* [WHAT THE EXERCISE ASKS]
Report each line of the data that has "description" somewhere in it.

(Element data from apps and pages)

*** Begin section ***

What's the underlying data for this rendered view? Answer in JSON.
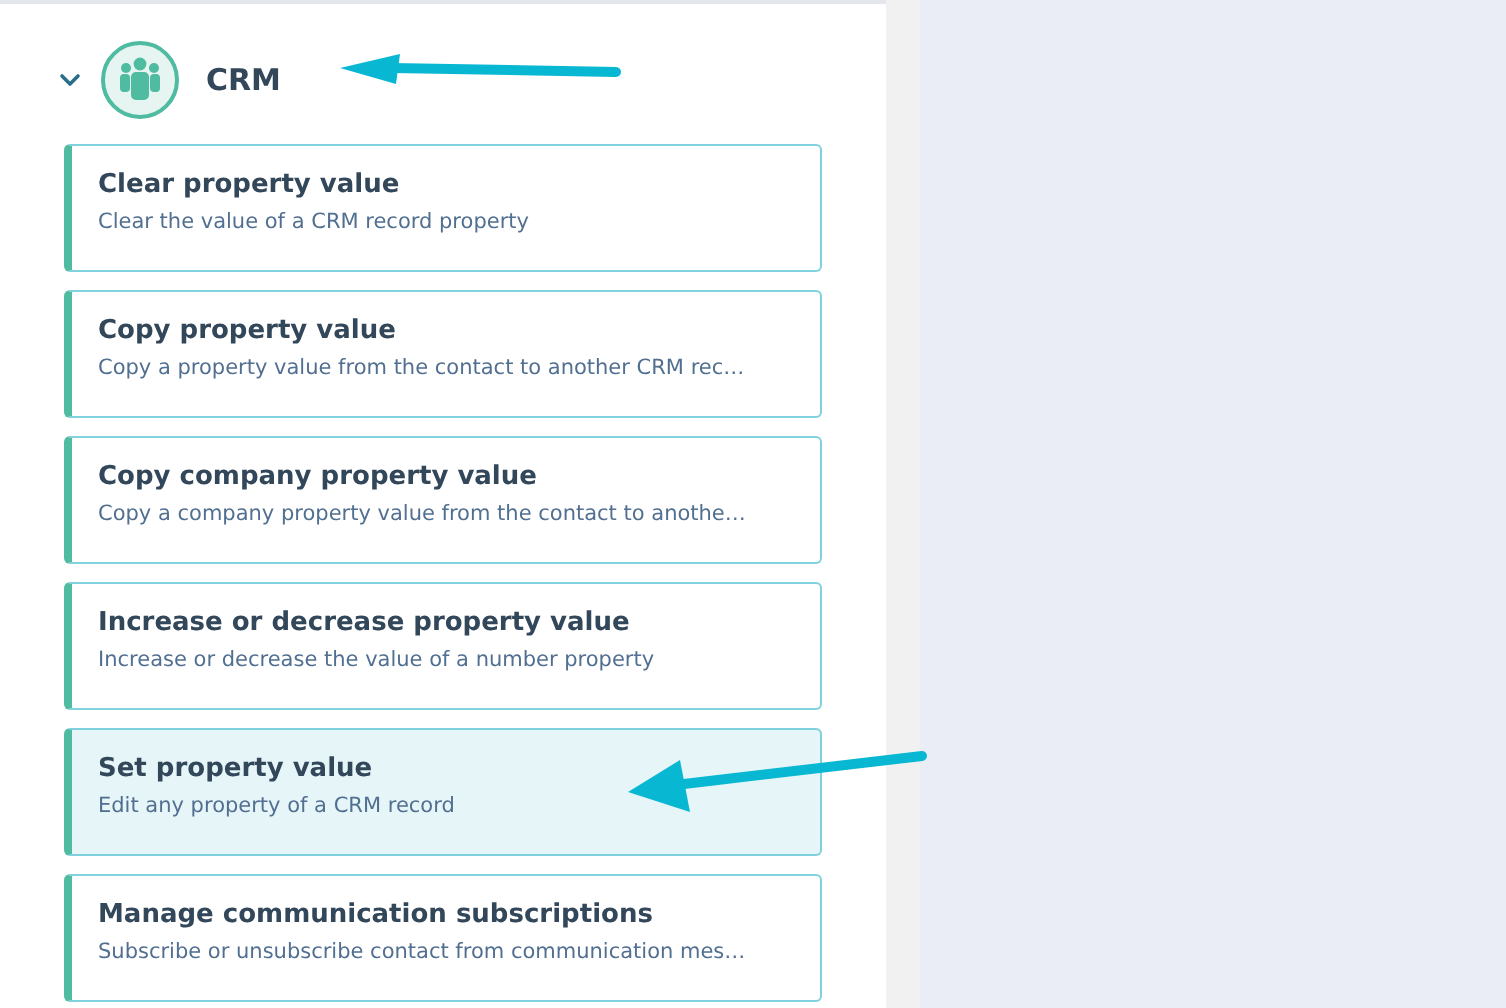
{
  "group": {
    "title": "CRM",
    "expanded": true
  },
  "actions": [
    {
      "title": "Clear property value",
      "description": "Clear the value of a CRM record property",
      "selected": false
    },
    {
      "title": "Copy property value",
      "description": "Copy a property value from the contact to another CRM rec…",
      "selected": false
    },
    {
      "title": "Copy company property value",
      "description": "Copy a company property value from the contact to anothe…",
      "selected": false
    },
    {
      "title": "Increase or decrease property value",
      "description": "Increase or decrease the value of a number property",
      "selected": false
    },
    {
      "title": "Set property value",
      "description": "Edit any property of a CRM record",
      "selected": true
    },
    {
      "title": "Manage communication subscriptions",
      "description": "Subscribe or unsubscribe contact from communication mes…",
      "selected": false
    }
  ]
}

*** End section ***

* [COMPLETED EXERCISE]
      "description": "Clear the value of a CRM record property",
      "description": "Copy a property value from the contact to another CRM rec…",
      "description": "Copy a company property value from the contact to anothe…",
      "description": "Increase or decrease the value of a number property",
      "description": "Edit any property of a CRM record",
      "description": "Subscribe or unsubscribe contact from communication mes…",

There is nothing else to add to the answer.